→ **EXERCISE DETAILS**: Output all of the material exactly; leave out no line.

→ **DATASET CONTENT**:

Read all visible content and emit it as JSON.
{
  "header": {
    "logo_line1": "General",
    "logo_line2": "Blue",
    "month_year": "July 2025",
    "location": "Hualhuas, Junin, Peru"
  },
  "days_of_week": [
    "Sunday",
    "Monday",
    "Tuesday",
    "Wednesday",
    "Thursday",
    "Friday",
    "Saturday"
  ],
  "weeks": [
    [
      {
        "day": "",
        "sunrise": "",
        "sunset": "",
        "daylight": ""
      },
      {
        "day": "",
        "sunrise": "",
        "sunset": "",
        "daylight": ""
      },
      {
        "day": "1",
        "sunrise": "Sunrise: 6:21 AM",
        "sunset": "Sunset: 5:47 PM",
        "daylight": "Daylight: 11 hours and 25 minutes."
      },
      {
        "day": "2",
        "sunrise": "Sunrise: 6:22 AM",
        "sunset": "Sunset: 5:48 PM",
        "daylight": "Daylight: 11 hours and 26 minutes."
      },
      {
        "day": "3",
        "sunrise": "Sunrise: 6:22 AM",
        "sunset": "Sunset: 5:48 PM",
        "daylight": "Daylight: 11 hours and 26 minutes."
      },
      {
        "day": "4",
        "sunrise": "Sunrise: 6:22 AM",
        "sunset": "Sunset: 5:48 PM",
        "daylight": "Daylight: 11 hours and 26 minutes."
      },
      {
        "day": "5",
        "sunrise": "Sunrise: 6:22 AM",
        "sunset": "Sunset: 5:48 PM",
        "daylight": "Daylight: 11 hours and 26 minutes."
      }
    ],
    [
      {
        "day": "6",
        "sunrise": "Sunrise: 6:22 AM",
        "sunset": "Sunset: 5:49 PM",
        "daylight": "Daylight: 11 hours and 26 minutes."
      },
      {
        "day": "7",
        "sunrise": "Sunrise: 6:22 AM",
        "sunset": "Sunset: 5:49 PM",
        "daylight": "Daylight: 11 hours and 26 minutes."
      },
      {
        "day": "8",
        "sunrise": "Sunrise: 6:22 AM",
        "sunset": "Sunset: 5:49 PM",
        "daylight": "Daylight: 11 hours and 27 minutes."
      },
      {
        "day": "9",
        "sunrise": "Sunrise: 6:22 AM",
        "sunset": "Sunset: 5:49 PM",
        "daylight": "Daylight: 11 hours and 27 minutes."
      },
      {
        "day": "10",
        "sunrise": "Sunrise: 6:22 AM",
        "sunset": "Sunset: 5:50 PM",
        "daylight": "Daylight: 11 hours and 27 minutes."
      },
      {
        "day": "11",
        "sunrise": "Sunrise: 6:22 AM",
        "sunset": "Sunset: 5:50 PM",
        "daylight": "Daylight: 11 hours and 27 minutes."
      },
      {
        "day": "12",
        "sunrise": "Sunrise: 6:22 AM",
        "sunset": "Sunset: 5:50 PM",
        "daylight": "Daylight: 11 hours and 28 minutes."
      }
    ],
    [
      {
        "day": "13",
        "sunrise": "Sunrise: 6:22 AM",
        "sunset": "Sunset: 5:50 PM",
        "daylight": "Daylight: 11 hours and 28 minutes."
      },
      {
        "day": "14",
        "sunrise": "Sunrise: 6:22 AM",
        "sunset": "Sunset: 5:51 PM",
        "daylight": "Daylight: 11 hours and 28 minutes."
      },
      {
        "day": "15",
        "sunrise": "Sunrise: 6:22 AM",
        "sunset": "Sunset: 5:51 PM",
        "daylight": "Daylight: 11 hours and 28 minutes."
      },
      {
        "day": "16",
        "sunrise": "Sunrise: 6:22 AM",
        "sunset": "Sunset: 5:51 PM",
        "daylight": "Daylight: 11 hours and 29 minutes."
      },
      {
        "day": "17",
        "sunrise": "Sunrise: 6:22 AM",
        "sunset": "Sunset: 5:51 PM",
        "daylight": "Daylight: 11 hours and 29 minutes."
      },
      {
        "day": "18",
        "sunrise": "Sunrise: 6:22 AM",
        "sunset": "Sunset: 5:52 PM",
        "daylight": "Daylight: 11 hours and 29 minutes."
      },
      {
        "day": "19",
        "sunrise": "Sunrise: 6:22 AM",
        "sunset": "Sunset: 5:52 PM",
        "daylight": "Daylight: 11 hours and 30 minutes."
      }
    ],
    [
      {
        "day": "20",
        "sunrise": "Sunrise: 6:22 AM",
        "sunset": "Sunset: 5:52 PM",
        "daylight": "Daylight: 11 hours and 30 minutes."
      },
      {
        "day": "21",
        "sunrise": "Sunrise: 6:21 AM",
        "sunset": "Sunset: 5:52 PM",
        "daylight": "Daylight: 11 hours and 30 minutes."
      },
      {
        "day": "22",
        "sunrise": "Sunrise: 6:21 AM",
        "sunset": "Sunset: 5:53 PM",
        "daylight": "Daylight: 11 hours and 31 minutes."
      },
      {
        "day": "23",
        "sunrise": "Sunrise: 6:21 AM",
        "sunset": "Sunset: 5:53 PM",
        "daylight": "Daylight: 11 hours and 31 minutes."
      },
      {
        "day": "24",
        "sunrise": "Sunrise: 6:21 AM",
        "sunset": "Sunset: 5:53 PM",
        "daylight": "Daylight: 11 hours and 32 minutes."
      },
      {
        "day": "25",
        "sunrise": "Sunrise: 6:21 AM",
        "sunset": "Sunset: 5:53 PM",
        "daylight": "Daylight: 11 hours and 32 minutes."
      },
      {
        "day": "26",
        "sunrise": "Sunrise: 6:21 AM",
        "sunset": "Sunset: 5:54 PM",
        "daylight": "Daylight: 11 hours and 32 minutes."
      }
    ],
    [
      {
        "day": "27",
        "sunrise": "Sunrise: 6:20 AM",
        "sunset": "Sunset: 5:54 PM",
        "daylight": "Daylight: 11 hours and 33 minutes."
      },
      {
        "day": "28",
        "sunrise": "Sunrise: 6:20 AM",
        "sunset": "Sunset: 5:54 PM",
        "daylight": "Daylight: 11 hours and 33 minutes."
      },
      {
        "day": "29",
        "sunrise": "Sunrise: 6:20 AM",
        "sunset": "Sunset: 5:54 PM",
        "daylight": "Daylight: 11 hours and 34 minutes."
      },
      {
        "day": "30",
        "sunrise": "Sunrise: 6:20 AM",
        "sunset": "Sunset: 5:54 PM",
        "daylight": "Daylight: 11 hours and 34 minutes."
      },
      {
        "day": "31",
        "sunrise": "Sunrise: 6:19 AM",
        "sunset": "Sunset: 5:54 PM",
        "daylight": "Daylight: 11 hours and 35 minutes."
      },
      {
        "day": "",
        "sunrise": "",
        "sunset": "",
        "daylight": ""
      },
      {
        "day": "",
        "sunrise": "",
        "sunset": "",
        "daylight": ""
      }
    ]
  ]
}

→ **PROBLEM SOLUTION**:
Read all visible content and emit it as JSON.
{
  "header": {
    "logo_line1": "General",
    "logo_line2": "Blue",
    "month_year": "July 2025",
    "location": "Hualhuas, Junin, Peru"
  },
  "days_of_week": [
    "Sunday",
    "Monday",
    "Tuesday",
    "Wednesday",
    "Thursday",
    "Friday",
    "Saturday"
  ],
  "weeks": [
    [
      {
        "day": "",
        "sunrise": "",
        "sunset": "",
        "daylight": ""
      },
      {
        "day": "",
        "sunrise": "",
        "sunset": "",
        "daylight": ""
      },
      {
        "day": "1",
        "sunrise": "Sunrise: 6:21 AM",
        "sunset": "Sunset: 5:47 PM",
        "daylight": "Daylight: 11 hours and 25 minutes."
      },
      {
        "day": "2",
        "sunrise": "Sunrise: 6:22 AM",
        "sunset": "Sunset: 5:48 PM",
        "daylight": "Daylight: 11 hours and 26 minutes."
      },
      {
        "day": "3",
        "sunrise": "Sunrise: 6:22 AM",
        "sunset": "Sunset: 5:48 PM",
        "daylight": "Daylight: 11 hours and 26 minutes."
      },
      {
        "day": "4",
        "sunrise": "Sunrise: 6:22 AM",
        "sunset": "Sunset: 5:48 PM",
        "daylight": "Daylight: 11 hours and 26 minutes."
      },
      {
        "day": "5",
        "sunrise": "Sunrise: 6:22 AM",
        "sunset": "Sunset: 5:48 PM",
        "daylight": "Daylight: 11 hours and 26 minutes."
      }
    ],
    [
      {
        "day": "6",
        "sunrise": "Sunrise: 6:22 AM",
        "sunset": "Sunset: 5:49 PM",
        "daylight": "Daylight: 11 hours and 26 minutes."
      },
      {
        "day": "7",
        "sunrise": "Sunrise: 6:22 AM",
        "sunset": "Sunset: 5:49 PM",
        "daylight": "Daylight: 11 hours and 26 minutes."
      },
      {
        "day": "8",
        "sunrise": "Sunrise: 6:22 AM",
        "sunset": "Sunset: 5:49 PM",
        "daylight": "Daylight: 11 hours and 27 minutes."
      },
      {
        "day": "9",
        "sunrise": "Sunrise: 6:22 AM",
        "sunset": "Sunset: 5:49 PM",
        "daylight": "Daylight: 11 hours and 27 minutes."
      },
      {
        "day": "10",
        "sunrise": "Sunrise: 6:22 AM",
        "sunset": "Sunset: 5:50 PM",
        "daylight": "Daylight: 11 hours and 27 minutes."
      },
      {
        "day": "11",
        "sunrise": "Sunrise: 6:22 AM",
        "sunset": "Sunset: 5:50 PM",
        "daylight": "Daylight: 11 hours and 27 minutes."
      },
      {
        "day": "12",
        "sunrise": "Sunrise: 6:22 AM",
        "sunset": "Sunset: 5:50 PM",
        "daylight": "Daylight: 11 hours and 28 minutes."
      }
    ],
    [
      {
        "day": "13",
        "sunrise": "Sunrise: 6:22 AM",
        "sunset": "Sunset: 5:50 PM",
        "daylight": "Daylight: 11 hours and 28 minutes."
      },
      {
        "day": "14",
        "sunrise": "Sunrise: 6:22 AM",
        "sunset": "Sunset: 5:51 PM",
        "daylight": "Daylight: 11 hours and 28 minutes."
      },
      {
        "day": "15",
        "sunrise": "Sunrise: 6:22 AM",
        "sunset": "Sunset: 5:51 PM",
        "daylight": "Daylight: 11 hours and 28 minutes."
      },
      {
        "day": "16",
        "sunrise": "Sunrise: 6:22 AM",
        "sunset": "Sunset: 5:51 PM",
        "daylight": "Daylight: 11 hours and 29 minutes."
      },
      {
        "day": "17",
        "sunrise": "Sunrise: 6:22 AM",
        "sunset": "Sunset: 5:51 PM",
        "daylight": "Daylight: 11 hours and 29 minutes."
      },
      {
        "day": "18",
        "sunrise": "Sunrise: 6:22 AM",
        "sunset": "Sunset: 5:52 PM",
        "daylight": "Daylight: 11 hours and 29 minutes."
      },
      {
        "day": "19",
        "sunrise": "Sunrise: 6:22 AM",
        "sunset": "Sunset: 5:52 PM",
        "daylight": "Daylight: 11 hours and 30 minutes."
      }
    ],
    [
      {
        "day": "20",
        "sunrise": "Sunrise: 6:22 AM",
        "sunset": "Sunset: 5:52 PM",
        "daylight": "Daylight: 11 hours and 30 minutes."
      },
      {
        "day": "21",
        "sunrise": "Sunrise: 6:21 AM",
        "sunset": "Sunset: 5:52 PM",
        "daylight": "Daylight: 11 hours and 30 minutes."
      },
      {
        "day": "22",
        "sunrise": "Sunrise: 6:21 AM",
        "sunset": "Sunset: 5:53 PM",
        "daylight": "Daylight: 11 hours and 31 minutes."
      },
      {
        "day": "23",
        "sunrise": "Sunrise: 6:21 AM",
        "sunset": "Sunset: 5:53 PM",
        "daylight": "Daylight: 11 hours and 31 minutes."
      },
      {
        "day": "24",
        "sunrise": "Sunrise: 6:21 AM",
        "sunset": "Sunset: 5:53 PM",
        "daylight": "Daylight: 11 hours and 32 minutes."
      },
      {
        "day": "25",
        "sunrise": "Sunrise: 6:21 AM",
        "sunset": "Sunset: 5:53 PM",
        "daylight": "Daylight: 11 hours and 32 minutes."
      },
      {
        "day": "26",
        "sunrise": "Sunrise: 6:21 AM",
        "sunset": "Sunset: 5:54 PM",
        "daylight": "Daylight: 11 hours and 32 minutes."
      }
    ],
    [
      {
        "day": "27",
        "sunrise": "Sunrise: 6:20 AM",
        "sunset": "Sunset: 5:54 PM",
        "daylight": "Daylight: 11 hours and 33 minutes."
      },
      {
        "day": "28",
        "sunrise": "Sunrise: 6:20 AM",
        "sunset": "Sunset: 5:54 PM",
        "daylight": "Daylight: 11 hours and 33 minutes."
      },
      {
        "day": "29",
        "sunrise": "Sunrise: 6:20 AM",
        "sunset": "Sunset: 5:54 PM",
        "daylight": "Daylight: 11 hours and 34 minutes."
      },
      {
        "day": "30",
        "sunrise": "Sunrise: 6:20 AM",
        "sunset": "Sunset: 5:54 PM",
        "daylight": "Daylight: 11 hours and 34 minutes."
      },
      {
        "day": "31",
        "sunrise": "Sunrise: 6:19 AM",
        "sunset": "Sunset: 5:54 PM",
        "daylight": "Daylight: 11 hours and 35 minutes."
      },
      {
        "day": "",
        "sunrise": "",
        "sunset": "",
        "daylight": ""
      },
      {
        "day": "",
        "sunrise": "",
        "sunset": "",
        "daylight": ""
      }
    ]
  ]
}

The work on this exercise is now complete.